  • Close-ended questions
  • Tag questions
  • Wh questions

Close-ended questions

Close-ended questions are questions that get yes or no answers.

  • First-person/second-person singular/second-person plural/third-person plural:

have + subject + past participle + rest of the question


Has the lecture started?

Have I told you about the new student who came to our class?

Has she spoken to you after the school days?

  • Third person singular:

Has + subject + past participle + rest of the question


Has she finished cleaning the room?

Has it broken?

Has Frank fixed the error?

Tag questions (Negative statement + Positive tag)

  • First-person/second-person singular/second-person plural/third-person plural:

[subject + have not + rest of the sentence] + [have + subject]?


You have not studied for the exam. Have you?

They have not complained the customer care yet. Have they?

I have not asked you to work hard. Have I?

  • Third person singular:

[subject + has not + rest of the sentence] + [has + subject]?


She has not actually cheated you. Has she?

It has not started yet. Has it?

He has not washed the car. Has he?

Wh – questions

Who has broken the wine glass?

Why have they called off the ceremony?

What have you made for dinner?

To whom has he handed over the documents?

How has the rat entered the house?

4.Negative interrogative form

Close-end questions

  • First-person/second-person singular/second-person plural/third-person plural:

Have + subject + not + past participle + rest of the question


Have they not answered the phone?

Have I not switched off the lights?

Haven’t you heard about that news?

  • Third person singular:

Has + subject + not + past participle + rest of the question


Has she not posted the letter yet?

Has he not brought the necessary documents?

Has she not spoken a word to you after that day?

Tag questions (Positive statement + Negative tag)

  • First-person/second-person singular/second-person plural/third-person plural:

[subject + have + rest of the sentence] + [haven’t + subject]?


You have worked on your plans. Haven’t you?

I have done all the things you said. Haven’t I?

We have discussed this matter many times. Haven’t we?

  • Third person singular:

[subject + has + rest of the sentence] + [hasn’t + subject]?


Alex has forgotten to lock the door. Hasn’t he?

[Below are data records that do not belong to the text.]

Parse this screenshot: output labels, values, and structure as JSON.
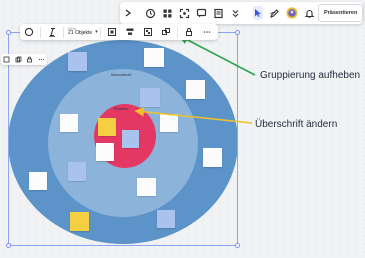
{
  "top_toolbar": {
    "icons": [
      "chevron-right-icon",
      "timer-icon",
      "grid-icon",
      "focus-icon",
      "comment-icon",
      "notes-icon",
      "more-icon"
    ],
    "active_tool": "select-cursor-icon",
    "present_label": "Präsentieren"
  },
  "selection_toolbar": {
    "count_small": "Mehr",
    "count_label": "21 Objekte"
  },
  "canvas": {
    "outer_label": "Sekundärziel",
    "inner_label": "Primäres"
  },
  "annotations": {
    "ungroup": "Gruppierung aufheben",
    "change_heading": "Überschrift ändern"
  },
  "colors": {
    "outer_ring": "#5c93c9",
    "middle_ring": "#8cb4da",
    "inner_circle": "#e43864",
    "arrow_green": "#2aa64a",
    "arrow_yellow": "#f0c12a",
    "selection": "#8ba4f3"
  }
}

Your sister has misunderstood what I have said. Hasn’t she?

She has gone wrong with her decision? Hasn’t she?

5. Passive form

Subject + has/have + been + past participle + rest of the sentence


The costumes have been designed to the latest fashion.

I have been cheated by my girlfriend from the very beginning of our relationship.

Present perfect active voice: The doctor has diagnosed the disease.

Present perfect passive voice: The disease has been diagnosed by the doctor.

Useful Contractions (short forms of auxiliary verbs): 

has not = hasn’t

have not = haven’t

he/she/it has = he’s/she’s/it’s

I/you/we/they have = I’ve/you’ve/we’ve/they’ve

Useful Vocabulary

Auxiliary verbs: has, have

Time expressions: since, for, yet, already, never, ever, so far, many times, a few times, a several times, before, earlier

Adverbs: never, ever, always, just, only, still